RECORDED DATA –
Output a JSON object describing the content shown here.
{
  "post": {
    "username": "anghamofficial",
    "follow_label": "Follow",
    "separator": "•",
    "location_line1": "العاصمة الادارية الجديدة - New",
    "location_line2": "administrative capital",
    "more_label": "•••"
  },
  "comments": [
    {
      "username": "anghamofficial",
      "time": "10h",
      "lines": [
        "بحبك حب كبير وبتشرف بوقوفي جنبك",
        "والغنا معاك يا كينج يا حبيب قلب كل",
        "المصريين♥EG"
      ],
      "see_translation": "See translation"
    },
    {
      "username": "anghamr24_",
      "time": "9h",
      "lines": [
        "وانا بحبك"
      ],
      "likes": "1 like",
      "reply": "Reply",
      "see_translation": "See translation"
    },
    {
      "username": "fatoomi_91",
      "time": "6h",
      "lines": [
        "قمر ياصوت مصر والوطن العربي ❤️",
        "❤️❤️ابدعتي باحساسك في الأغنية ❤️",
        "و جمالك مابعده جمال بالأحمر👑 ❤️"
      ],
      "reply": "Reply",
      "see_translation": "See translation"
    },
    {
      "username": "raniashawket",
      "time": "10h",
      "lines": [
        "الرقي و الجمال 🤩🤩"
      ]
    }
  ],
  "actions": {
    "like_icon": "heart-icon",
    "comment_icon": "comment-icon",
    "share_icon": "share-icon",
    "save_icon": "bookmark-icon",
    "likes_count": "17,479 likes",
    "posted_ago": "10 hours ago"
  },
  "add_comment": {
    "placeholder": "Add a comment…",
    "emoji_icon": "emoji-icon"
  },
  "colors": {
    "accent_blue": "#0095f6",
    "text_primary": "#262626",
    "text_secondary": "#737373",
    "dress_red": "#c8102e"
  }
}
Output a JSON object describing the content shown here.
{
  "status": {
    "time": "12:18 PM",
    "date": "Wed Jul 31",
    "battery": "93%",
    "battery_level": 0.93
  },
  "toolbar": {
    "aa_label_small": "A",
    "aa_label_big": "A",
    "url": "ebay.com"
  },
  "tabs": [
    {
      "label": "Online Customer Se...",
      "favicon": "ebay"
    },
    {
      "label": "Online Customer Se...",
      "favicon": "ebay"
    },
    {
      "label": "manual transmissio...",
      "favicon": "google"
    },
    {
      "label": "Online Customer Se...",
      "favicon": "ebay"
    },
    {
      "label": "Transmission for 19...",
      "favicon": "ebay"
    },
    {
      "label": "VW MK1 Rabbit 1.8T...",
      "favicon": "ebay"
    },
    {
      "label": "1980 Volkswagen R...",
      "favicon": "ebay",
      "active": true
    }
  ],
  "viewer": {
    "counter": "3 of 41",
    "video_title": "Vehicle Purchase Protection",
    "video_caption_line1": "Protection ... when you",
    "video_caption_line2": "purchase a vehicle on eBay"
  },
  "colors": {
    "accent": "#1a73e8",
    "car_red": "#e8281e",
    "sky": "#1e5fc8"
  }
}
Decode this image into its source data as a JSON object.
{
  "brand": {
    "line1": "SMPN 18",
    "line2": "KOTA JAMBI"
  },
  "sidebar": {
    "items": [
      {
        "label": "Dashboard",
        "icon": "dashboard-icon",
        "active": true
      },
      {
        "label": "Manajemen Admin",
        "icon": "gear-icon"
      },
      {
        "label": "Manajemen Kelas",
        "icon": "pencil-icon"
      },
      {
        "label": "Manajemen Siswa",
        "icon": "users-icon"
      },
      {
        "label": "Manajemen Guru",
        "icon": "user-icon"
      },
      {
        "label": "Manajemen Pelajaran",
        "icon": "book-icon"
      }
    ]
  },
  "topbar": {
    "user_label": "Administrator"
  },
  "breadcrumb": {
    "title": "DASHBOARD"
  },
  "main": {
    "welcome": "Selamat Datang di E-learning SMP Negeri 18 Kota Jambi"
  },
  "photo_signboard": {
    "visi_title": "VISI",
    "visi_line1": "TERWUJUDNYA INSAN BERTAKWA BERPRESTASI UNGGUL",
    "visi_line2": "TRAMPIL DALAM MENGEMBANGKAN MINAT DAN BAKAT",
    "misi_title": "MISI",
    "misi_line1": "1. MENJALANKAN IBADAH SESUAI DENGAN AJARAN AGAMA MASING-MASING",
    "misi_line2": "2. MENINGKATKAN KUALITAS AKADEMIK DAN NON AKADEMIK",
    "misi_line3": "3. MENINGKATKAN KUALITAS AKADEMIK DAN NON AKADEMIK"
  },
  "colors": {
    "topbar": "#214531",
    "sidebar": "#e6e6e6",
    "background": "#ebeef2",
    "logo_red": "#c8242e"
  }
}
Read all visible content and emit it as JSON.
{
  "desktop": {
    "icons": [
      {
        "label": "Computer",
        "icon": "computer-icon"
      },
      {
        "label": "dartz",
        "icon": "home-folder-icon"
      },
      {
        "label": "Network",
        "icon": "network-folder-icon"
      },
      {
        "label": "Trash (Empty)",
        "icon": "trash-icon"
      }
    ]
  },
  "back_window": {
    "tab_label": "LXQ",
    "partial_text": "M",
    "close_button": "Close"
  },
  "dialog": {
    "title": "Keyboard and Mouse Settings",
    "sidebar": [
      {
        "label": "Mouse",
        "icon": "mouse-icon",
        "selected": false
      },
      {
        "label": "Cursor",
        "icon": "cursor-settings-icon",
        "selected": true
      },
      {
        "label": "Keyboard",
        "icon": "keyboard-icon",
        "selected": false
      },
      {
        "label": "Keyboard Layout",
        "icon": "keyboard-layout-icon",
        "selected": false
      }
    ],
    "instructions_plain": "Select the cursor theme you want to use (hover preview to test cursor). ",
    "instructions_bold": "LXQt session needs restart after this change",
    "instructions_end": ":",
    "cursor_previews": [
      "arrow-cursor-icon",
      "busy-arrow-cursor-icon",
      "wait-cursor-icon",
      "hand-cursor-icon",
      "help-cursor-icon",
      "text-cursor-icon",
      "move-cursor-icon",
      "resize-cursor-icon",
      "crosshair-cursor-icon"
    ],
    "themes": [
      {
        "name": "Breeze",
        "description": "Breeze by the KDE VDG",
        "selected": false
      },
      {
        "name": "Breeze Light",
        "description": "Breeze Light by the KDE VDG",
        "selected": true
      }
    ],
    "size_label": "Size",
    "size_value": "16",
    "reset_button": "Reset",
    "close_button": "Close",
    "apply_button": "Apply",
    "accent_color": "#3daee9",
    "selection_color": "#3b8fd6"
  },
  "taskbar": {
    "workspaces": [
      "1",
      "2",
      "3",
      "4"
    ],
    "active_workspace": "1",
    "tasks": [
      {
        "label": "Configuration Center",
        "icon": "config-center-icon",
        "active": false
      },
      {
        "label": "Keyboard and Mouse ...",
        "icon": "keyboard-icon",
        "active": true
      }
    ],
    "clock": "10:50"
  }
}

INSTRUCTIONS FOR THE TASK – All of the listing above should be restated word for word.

EXERCISE ANSWER –
Output a JSON object describing the content shown here.
{
  "post": {
    "username": "anghamofficial",
    "follow_label": "Follow",
    "separator": "•",
    "location_line1": "العاصمة الادارية الجديدة - New",
    "location_line2": "administrative capital",
    "more_label": "•••"
  },
  "comments": [
    {
      "username": "anghamofficial",
      "time": "10h",
      "lines": [
        "بحبك حب كبير وبتشرف بوقوفي جنبك",
        "والغنا معاك يا كينج يا حبيب قلب كل",
        "المصريين♥EG"
      ],
      "see_translation": "See translation"
    },
    {
      "username": "anghamr24_",
      "time": "9h",
      "lines": [
        "وانا بحبك"
      ],
      "likes": "1 like",
      "reply": "Reply",
      "see_translation": "See translation"
    },
    {
      "username": "fatoomi_91",
      "time": "6h",
      "lines": [
        "قمر ياصوت مصر والوطن العربي ❤️",
        "❤️❤️ابدعتي باحساسك في الأغنية ❤️",
        "و جمالك مابعده جمال بالأحمر👑 ❤️"
      ],
      "reply": "Reply",
      "see_translation": "See translation"
    },
    {
      "username": "raniashawket",
      "time": "10h",
      "lines": [
        "الرقي و الجمال 🤩🤩"
      ]
    }
  ],
  "actions": {
    "like_icon": "heart-icon",
    "comment_icon": "comment-icon",
    "share_icon": "share-icon",
    "save_icon": "bookmark-icon",
    "likes_count": "17,479 likes",
    "posted_ago": "10 hours ago"
  },
  "add_comment": {
    "placeholder": "Add a comment…",
    "emoji_icon": "emoji-icon"
  },
  "colors": {
    "accent_blue": "#0095f6",
    "text_primary": "#262626",
    "text_secondary": "#737373",
    "dress_red": "#c8102e"
  }
}
Output a JSON object describing the content shown here.
{
  "status": {
    "time": "12:18 PM",
    "date": "Wed Jul 31",
    "battery": "93%",
    "battery_level": 0.93
  },
  "toolbar": {
    "aa_label_small": "A",
    "aa_label_big": "A",
    "url": "ebay.com"
  },
  "tabs": [
    {
      "label": "Online Customer Se...",
      "favicon": "ebay"
    },
    {
      "label": "Online Customer Se...",
      "favicon": "ebay"
    },
    {
      "label": "manual transmissio...",
      "favicon": "google"
    },
    {
      "label": "Online Customer Se...",
      "favicon": "ebay"
    },
    {
      "label": "Transmission for 19...",
      "favicon": "ebay"
    },
    {
      "label": "VW MK1 Rabbit 1.8T...",
      "favicon": "ebay"
    },
    {
      "label": "1980 Volkswagen R...",
      "favicon": "ebay",
      "active": true
    }
  ],
  "viewer": {
    "counter": "3 of 41",
    "video_title": "Vehicle Purchase Protection",
    "video_caption_line1": "Protection ... when you",
    "video_caption_line2": "purchase a vehicle on eBay"
  },
  "colors": {
    "accent": "#1a73e8",
    "car_red": "#e8281e",
    "sky": "#1e5fc8"
  }
}
Decode this image into its source data as a JSON object.
{
  "brand": {
    "line1": "SMPN 18",
    "line2": "KOTA JAMBI"
  },
  "sidebar": {
    "items": [
      {
        "label": "Dashboard",
        "icon": "dashboard-icon",
        "active": true
      },
      {
        "label": "Manajemen Admin",
        "icon": "gear-icon"
      },
      {
        "label": "Manajemen Kelas",
        "icon": "pencil-icon"
      },
      {
        "label": "Manajemen Siswa",
        "icon": "users-icon"
      },
      {
        "label": "Manajemen Guru",
        "icon": "user-icon"
      },
      {
        "label": "Manajemen Pelajaran",
        "icon": "book-icon"
      }
    ]
  },
  "topbar": {
    "user_label": "Administrator"
  },
  "breadcrumb": {
    "title": "DASHBOARD"
  },
  "main": {
    "welcome": "Selamat Datang di E-learning SMP Negeri 18 Kota Jambi"
  },
  "photo_signboard": {
    "visi_title": "VISI",
    "visi_line1": "TERWUJUDNYA INSAN BERTAKWA BERPRESTASI UNGGUL",
    "visi_line2": "TRAMPIL DALAM MENGEMBANGKAN MINAT DAN BAKAT",
    "misi_title": "MISI",
    "misi_line1": "1. MENJALANKAN IBADAH SESUAI DENGAN AJARAN AGAMA MASING-MASING",
    "misi_line2": "2. MENINGKATKAN KUALITAS AKADEMIK DAN NON AKADEMIK",
    "misi_line3": "3. MENINGKATKAN KUALITAS AKADEMIK DAN NON AKADEMIK"
  },
  "colors": {
    "topbar": "#214531",
    "sidebar": "#e6e6e6",
    "background": "#ebeef2",
    "logo_red": "#c8242e"
  }
}
Read all visible content and emit it as JSON.
{
  "desktop": {
    "icons": [
      {
        "label": "Computer",
        "icon": "computer-icon"
      },
      {
        "label": "dartz",
        "icon": "home-folder-icon"
      },
      {
        "label": "Network",
        "icon": "network-folder-icon"
      },
      {
        "label": "Trash (Empty)",
        "icon": "trash-icon"
      }
    ]
  },
  "back_window": {
    "tab_label": "LXQ",
    "partial_text": "M",
    "close_button": "Close"
  },
  "dialog": {
    "title": "Keyboard and Mouse Settings",
    "sidebar": [
      {
        "label": "Mouse",
        "icon": "mouse-icon",
        "selected": false
      },
      {
        "label": "Cursor",
        "icon": "cursor-settings-icon",
        "selected": true
      },
      {
        "label": "Keyboard",
        "icon": "keyboard-icon",
        "selected": false
      },
      {
        "label": "Keyboard Layout",
        "icon": "keyboard-layout-icon",
        "selected": false
      }
    ],
    "instructions_plain": "Select the cursor theme you want to use (hover preview to test cursor). ",
    "instructions_bold": "LXQt session needs restart after this change",
    "instructions_end": ":",
    "cursor_previews": [
      "arrow-cursor-icon",
      "busy-arrow-cursor-icon",
      "wait-cursor-icon",
      "hand-cursor-icon",
      "help-cursor-icon",
      "text-cursor-icon",
      "move-cursor-icon",
      "resize-cursor-icon",
      "crosshair-cursor-icon"
    ],
    "themes": [
      {
        "name": "Breeze",
        "description": "Breeze by the KDE VDG",
        "selected": false
      },
      {
        "name": "Breeze Light",
        "description": "Breeze Light by the KDE VDG",
        "selected": true
      }
    ],
    "size_label": "Size",
    "size_value": "16",
    "reset_button": "Reset",
    "close_button": "Close",
    "apply_button": "Apply",
    "accent_color": "#3daee9",
    "selection_color": "#3b8fd6"
  },
  "taskbar": {
    "workspaces": [
      "1",
      "2",
      "3",
      "4"
    ],
    "active_workspace": "1",
    "tasks": [
      {
        "label": "Configuration Center",
        "icon": "config-center-icon",
        "active": false
      },
      {
        "label": "Keyboard and Mouse ...",
        "icon": "keyboard-icon",
        "active": true
      }
    ],
    "clock": "10:50"
  }
}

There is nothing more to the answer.